What you return should match the data exactly, from the first line to the last.

━━ Extracted records ━━

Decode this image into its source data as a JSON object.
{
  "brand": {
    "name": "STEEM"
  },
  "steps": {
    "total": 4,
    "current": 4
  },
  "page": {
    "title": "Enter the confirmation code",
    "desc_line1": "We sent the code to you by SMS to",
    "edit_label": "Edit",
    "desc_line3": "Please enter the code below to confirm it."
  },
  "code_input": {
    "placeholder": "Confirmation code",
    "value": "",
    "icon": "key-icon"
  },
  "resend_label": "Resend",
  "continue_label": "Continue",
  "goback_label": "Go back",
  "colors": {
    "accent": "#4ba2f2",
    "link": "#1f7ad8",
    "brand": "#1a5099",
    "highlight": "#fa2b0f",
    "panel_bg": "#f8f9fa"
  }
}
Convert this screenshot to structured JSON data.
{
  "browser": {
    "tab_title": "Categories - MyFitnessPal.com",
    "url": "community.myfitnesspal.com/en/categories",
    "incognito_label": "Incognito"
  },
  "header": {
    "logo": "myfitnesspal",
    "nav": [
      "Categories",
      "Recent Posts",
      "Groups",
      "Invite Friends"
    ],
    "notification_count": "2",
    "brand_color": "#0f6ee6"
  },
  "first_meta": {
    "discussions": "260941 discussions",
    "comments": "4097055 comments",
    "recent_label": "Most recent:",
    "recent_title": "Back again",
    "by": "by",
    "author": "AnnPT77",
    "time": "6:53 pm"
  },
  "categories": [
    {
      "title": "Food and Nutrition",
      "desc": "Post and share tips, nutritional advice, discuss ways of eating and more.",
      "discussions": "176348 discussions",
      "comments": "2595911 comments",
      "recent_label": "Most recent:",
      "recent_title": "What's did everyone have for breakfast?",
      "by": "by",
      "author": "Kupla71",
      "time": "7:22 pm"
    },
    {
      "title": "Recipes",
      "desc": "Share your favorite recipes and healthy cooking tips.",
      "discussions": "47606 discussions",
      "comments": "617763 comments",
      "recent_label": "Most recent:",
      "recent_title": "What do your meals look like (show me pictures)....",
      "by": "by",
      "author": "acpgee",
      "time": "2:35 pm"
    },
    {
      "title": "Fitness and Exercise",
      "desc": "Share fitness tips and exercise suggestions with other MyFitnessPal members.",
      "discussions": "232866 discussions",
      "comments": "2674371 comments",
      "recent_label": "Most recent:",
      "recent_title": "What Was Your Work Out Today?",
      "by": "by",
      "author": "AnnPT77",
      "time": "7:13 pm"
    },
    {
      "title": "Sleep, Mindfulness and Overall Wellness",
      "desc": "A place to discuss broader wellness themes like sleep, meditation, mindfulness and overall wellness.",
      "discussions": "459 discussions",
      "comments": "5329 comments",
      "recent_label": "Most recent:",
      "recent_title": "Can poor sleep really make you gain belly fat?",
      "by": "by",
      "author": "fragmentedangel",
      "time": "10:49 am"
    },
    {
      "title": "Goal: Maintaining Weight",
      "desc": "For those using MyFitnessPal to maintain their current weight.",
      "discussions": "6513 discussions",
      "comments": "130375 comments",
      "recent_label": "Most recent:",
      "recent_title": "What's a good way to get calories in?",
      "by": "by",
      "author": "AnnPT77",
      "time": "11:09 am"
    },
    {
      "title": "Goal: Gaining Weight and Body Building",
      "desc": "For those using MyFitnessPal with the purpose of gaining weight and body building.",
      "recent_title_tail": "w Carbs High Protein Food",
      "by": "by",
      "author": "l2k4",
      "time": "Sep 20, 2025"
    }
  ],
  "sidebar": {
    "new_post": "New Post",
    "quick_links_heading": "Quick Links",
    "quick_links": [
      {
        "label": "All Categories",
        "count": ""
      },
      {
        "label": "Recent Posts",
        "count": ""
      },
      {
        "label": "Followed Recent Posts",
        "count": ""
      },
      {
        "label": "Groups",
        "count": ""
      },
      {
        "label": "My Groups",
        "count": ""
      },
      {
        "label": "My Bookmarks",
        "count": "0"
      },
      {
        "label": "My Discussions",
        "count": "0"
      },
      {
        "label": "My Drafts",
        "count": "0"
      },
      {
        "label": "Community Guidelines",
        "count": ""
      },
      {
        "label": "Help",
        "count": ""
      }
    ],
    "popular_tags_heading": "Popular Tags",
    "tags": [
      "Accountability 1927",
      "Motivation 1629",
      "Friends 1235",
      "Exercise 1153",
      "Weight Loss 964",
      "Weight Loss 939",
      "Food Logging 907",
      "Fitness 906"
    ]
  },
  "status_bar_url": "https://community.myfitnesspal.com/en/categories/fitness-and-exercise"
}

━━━

**Completed task**
Decode this image into its source data as a JSON object.
{
  "brand": {
    "name": "STEEM"
  },
  "steps": {
    "total": 4,
    "current": 4
  },
  "page": {
    "title": "Enter the confirmation code",
    "desc_line1": "We sent the code to you by SMS to",
    "edit_label": "Edit",
    "desc_line3": "Please enter the code below to confirm it."
  },
  "code_input": {
    "placeholder": "Confirmation code",
    "value": "",
    "icon": "key-icon"
  },
  "resend_label": "Resend",
  "continue_label": "Continue",
  "goback_label": "Go back",
  "colors": {
    "accent": "#4ba2f2",
    "link": "#1f7ad8",
    "brand": "#1a5099",
    "highlight": "#fa2b0f",
    "panel_bg": "#f8f9fa"
  }
}
Convert this screenshot to structured JSON data.
{
  "browser": {
    "tab_title": "Categories - MyFitnessPal.com",
    "url": "community.myfitnesspal.com/en/categories",
    "incognito_label": "Incognito"
  },
  "header": {
    "logo": "myfitnesspal",
    "nav": [
      "Categories",
      "Recent Posts",
      "Groups",
      "Invite Friends"
    ],
    "notification_count": "2",
    "brand_color": "#0f6ee6"
  },
  "first_meta": {
    "discussions": "260941 discussions",
    "comments": "4097055 comments",
    "recent_label": "Most recent:",
    "recent_title": "Back again",
    "by": "by",
    "author": "AnnPT77",
    "time": "6:53 pm"
  },
  "categories": [
    {
      "title": "Food and Nutrition",
      "desc": "Post and share tips, nutritional advice, discuss ways of eating and more.",
      "discussions": "176348 discussions",
      "comments": "2595911 comments",
      "recent_label": "Most recent:",
      "recent_title": "What's did everyone have for breakfast?",
      "by": "by",
      "author": "Kupla71",
      "time": "7:22 pm"
    },
    {
      "title": "Recipes",
      "desc": "Share your favorite recipes and healthy cooking tips.",
      "discussions": "47606 discussions",
      "comments": "617763 comments",
      "recent_label": "Most recent:",
      "recent_title": "What do your meals look like (show me pictures)....",
      "by": "by",
      "author": "acpgee",
      "time": "2:35 pm"
    },
    {
      "title": "Fitness and Exercise",
      "desc": "Share fitness tips and exercise suggestions with other MyFitnessPal members.",
      "discussions": "232866 discussions",
      "comments": "2674371 comments",
      "recent_label": "Most recent:",
      "recent_title": "What Was Your Work Out Today?",
      "by": "by",
      "author": "AnnPT77",
      "time": "7:13 pm"
    },
    {
      "title": "Sleep, Mindfulness and Overall Wellness",
      "desc": "A place to discuss broader wellness themes like sleep, meditation, mindfulness and overall wellness.",
      "discussions": "459 discussions",
      "comments": "5329 comments",
      "recent_label": "Most recent:",
      "recent_title": "Can poor sleep really make you gain belly fat?",
      "by": "by",
      "author": "fragmentedangel",
      "time": "10:49 am"
    },
    {
      "title": "Goal: Maintaining Weight",
      "desc": "For those using MyFitnessPal to maintain their current weight.",
      "discussions": "6513 discussions",
      "comments": "130375 comments",
      "recent_label": "Most recent:",
      "recent_title": "What's a good way to get calories in?",
      "by": "by",
      "author": "AnnPT77",
      "time": "11:09 am"
    },
    {
      "title": "Goal: Gaining Weight and Body Building",
      "desc": "For those using MyFitnessPal with the purpose of gaining weight and body building.",
      "recent_title_tail": "w Carbs High Protein Food",
      "by": "by",
      "author": "l2k4",
      "time": "Sep 20, 2025"
    }
  ],
  "sidebar": {
    "new_post": "New Post",
    "quick_links_heading": "Quick Links",
    "quick_links": [
      {
        "label": "All Categories",
        "count": ""
      },
      {
        "label": "Recent Posts",
        "count": ""
      },
      {
        "label": "Followed Recent Posts",
        "count": ""
      },
      {
        "label": "Groups",
        "count": ""
      },
      {
        "label": "My Groups",
        "count": ""
      },
      {
        "label": "My Bookmarks",
        "count": "0"
      },
      {
        "label": "My Discussions",
        "count": "0"
      },
      {
        "label": "My Drafts",
        "count": "0"
      },
      {
        "label": "Community Guidelines",
        "count": ""
      },
      {
        "label": "Help",
        "count": ""
      }
    ],
    "popular_tags_heading": "Popular Tags",
    "tags": [
      "Accountability 1927",
      "Motivation 1629",
      "Friends 1235",
      "Exercise 1153",
      "Weight Loss 964",
      "Weight Loss 939",
      "Food Logging 907",
      "Fitness 906"
    ]
  },
  "status_bar_url": "https://community.myfitnesspal.com/en/categories/fitness-and-exercise"
}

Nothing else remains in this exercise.